§ Task requirements:
Each line that includes "this" must be copied from the records.

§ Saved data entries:
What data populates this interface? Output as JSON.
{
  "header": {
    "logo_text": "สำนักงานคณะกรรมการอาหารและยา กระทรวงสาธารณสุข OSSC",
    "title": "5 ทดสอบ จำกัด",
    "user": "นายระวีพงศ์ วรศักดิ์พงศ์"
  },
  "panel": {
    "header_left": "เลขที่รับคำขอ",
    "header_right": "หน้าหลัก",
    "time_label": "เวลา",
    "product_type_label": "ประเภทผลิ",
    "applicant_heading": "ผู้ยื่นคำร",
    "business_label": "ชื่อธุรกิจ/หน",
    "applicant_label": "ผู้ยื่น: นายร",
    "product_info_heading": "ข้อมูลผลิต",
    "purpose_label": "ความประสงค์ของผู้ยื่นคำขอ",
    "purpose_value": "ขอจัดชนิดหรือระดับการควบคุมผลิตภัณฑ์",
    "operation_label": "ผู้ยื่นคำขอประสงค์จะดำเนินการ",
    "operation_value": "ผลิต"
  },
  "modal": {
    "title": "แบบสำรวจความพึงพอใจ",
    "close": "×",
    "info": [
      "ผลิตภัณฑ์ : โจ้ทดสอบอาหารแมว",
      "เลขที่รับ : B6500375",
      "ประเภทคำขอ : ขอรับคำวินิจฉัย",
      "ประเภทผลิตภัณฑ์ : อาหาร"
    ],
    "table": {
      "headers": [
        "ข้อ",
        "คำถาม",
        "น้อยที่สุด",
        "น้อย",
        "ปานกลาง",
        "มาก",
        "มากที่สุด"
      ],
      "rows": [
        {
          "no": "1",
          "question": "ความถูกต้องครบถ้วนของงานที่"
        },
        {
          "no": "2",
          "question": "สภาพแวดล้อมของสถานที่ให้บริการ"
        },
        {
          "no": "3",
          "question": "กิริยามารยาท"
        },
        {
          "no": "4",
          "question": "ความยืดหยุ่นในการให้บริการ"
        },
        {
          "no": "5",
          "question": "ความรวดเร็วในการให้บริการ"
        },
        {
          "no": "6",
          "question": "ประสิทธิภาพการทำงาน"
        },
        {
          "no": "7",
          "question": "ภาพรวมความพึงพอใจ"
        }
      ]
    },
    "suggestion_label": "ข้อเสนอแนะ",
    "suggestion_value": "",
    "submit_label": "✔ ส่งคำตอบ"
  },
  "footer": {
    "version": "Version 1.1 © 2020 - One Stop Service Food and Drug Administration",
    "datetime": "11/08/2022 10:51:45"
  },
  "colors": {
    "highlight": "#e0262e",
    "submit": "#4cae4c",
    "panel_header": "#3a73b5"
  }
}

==

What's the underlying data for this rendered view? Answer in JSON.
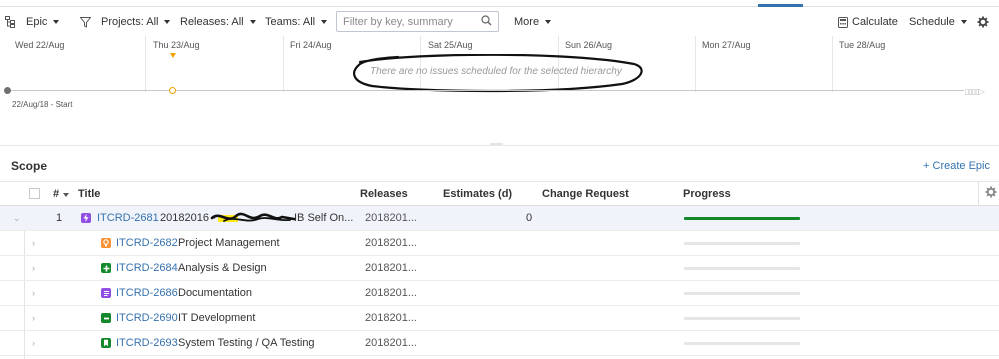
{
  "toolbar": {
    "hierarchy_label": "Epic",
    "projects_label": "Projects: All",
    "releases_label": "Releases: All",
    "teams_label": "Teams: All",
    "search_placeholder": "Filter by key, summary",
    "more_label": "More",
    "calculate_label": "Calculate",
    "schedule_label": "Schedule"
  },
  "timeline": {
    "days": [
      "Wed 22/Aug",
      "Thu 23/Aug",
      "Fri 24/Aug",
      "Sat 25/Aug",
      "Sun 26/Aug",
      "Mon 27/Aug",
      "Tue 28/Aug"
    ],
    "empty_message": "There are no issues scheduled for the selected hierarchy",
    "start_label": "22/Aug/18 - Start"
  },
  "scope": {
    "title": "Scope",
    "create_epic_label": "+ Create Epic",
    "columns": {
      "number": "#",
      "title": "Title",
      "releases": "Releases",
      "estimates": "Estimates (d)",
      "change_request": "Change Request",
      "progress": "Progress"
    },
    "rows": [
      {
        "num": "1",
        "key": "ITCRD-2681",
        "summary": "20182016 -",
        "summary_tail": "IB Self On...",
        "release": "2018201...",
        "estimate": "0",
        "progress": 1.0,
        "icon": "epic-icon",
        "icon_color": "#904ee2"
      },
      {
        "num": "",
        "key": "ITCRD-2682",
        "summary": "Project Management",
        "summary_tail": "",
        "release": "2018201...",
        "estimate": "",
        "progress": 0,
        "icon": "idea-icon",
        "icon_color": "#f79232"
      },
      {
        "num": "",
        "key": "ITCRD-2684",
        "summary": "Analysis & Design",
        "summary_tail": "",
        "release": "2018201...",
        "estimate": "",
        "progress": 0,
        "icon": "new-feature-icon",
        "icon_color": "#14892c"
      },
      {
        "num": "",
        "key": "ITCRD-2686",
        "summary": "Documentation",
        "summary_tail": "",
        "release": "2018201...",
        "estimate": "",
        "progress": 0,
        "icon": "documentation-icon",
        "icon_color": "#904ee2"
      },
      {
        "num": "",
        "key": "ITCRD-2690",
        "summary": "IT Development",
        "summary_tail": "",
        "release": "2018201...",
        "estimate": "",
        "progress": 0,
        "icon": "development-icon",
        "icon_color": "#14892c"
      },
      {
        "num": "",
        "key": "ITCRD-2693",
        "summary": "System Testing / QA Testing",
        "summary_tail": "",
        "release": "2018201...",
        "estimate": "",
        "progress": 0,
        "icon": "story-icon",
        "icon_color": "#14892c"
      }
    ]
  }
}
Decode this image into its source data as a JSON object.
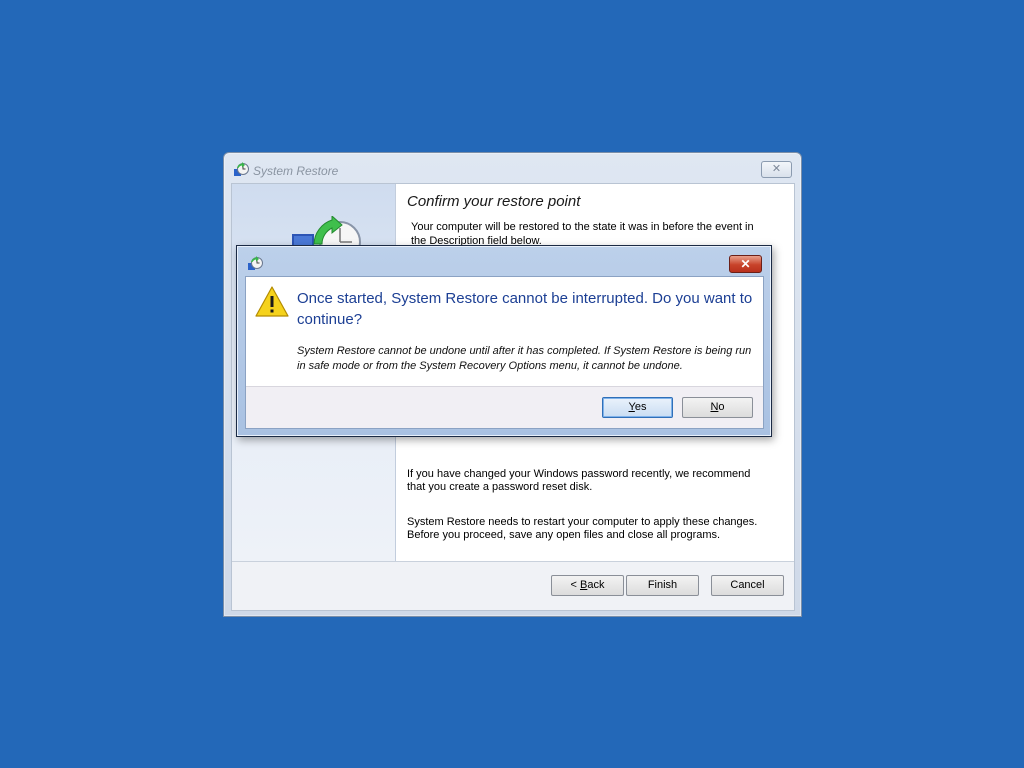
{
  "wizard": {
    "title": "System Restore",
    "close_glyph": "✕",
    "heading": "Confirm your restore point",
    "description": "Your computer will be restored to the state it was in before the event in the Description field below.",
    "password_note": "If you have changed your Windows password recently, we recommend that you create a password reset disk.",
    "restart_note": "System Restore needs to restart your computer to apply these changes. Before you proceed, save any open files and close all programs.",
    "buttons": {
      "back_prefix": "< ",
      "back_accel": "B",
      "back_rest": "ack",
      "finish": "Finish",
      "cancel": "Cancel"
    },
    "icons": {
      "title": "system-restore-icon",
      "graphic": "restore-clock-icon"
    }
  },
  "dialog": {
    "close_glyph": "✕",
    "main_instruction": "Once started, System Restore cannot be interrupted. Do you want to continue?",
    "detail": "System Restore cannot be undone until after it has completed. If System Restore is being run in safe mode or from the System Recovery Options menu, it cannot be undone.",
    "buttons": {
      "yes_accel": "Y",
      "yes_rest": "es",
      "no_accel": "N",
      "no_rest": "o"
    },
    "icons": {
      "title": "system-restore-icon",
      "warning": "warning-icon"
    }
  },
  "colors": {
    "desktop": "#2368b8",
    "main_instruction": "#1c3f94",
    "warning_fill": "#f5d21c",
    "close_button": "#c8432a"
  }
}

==

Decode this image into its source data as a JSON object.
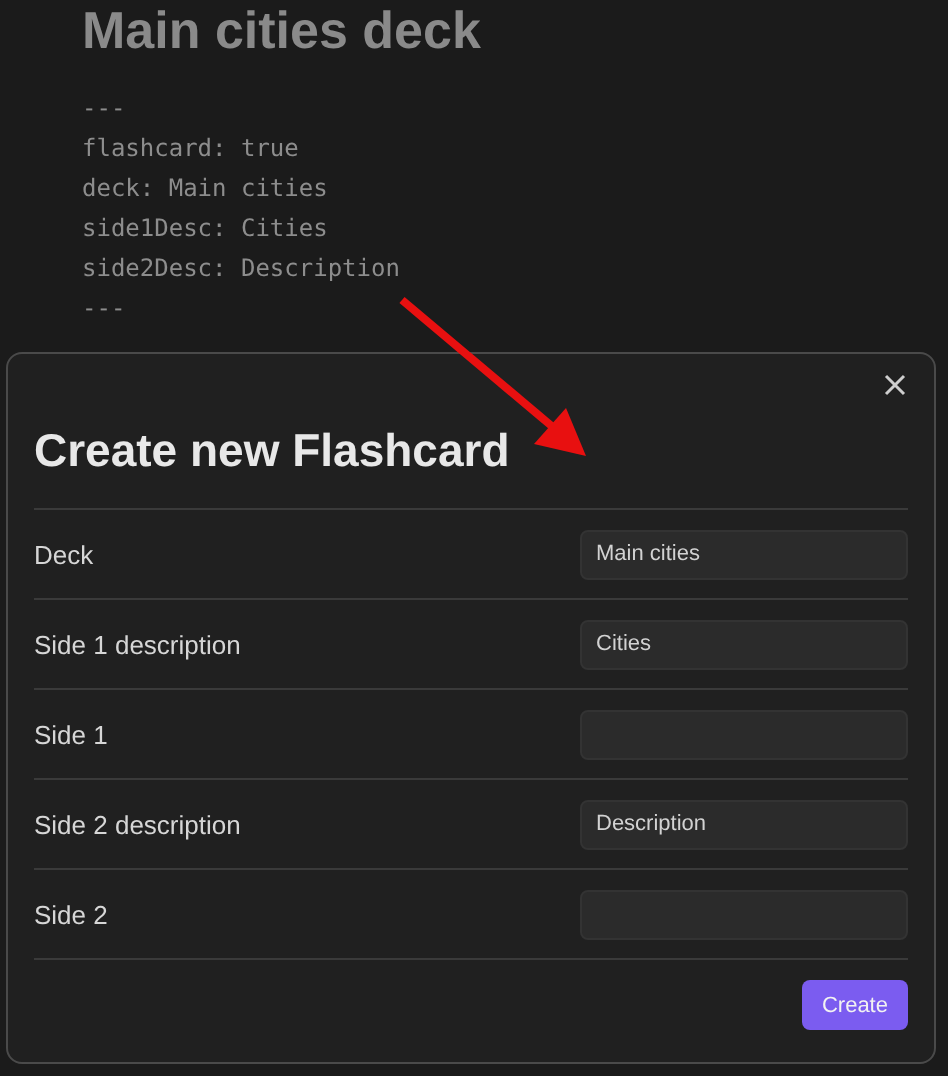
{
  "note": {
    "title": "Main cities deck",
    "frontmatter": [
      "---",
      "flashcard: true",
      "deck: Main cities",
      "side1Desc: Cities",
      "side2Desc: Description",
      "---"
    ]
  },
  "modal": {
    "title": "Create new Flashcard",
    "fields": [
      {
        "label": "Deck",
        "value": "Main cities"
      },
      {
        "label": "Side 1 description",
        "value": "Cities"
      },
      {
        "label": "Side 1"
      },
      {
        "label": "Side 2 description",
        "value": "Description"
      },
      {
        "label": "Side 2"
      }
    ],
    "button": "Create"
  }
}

§ Your response:
What data populates this interface? Output as JSON.
What's the underlying data for this rendered view? Answer in JSON.
Decode this image into its source data as a JSON object.
Decode this image into its source data as a JSON object.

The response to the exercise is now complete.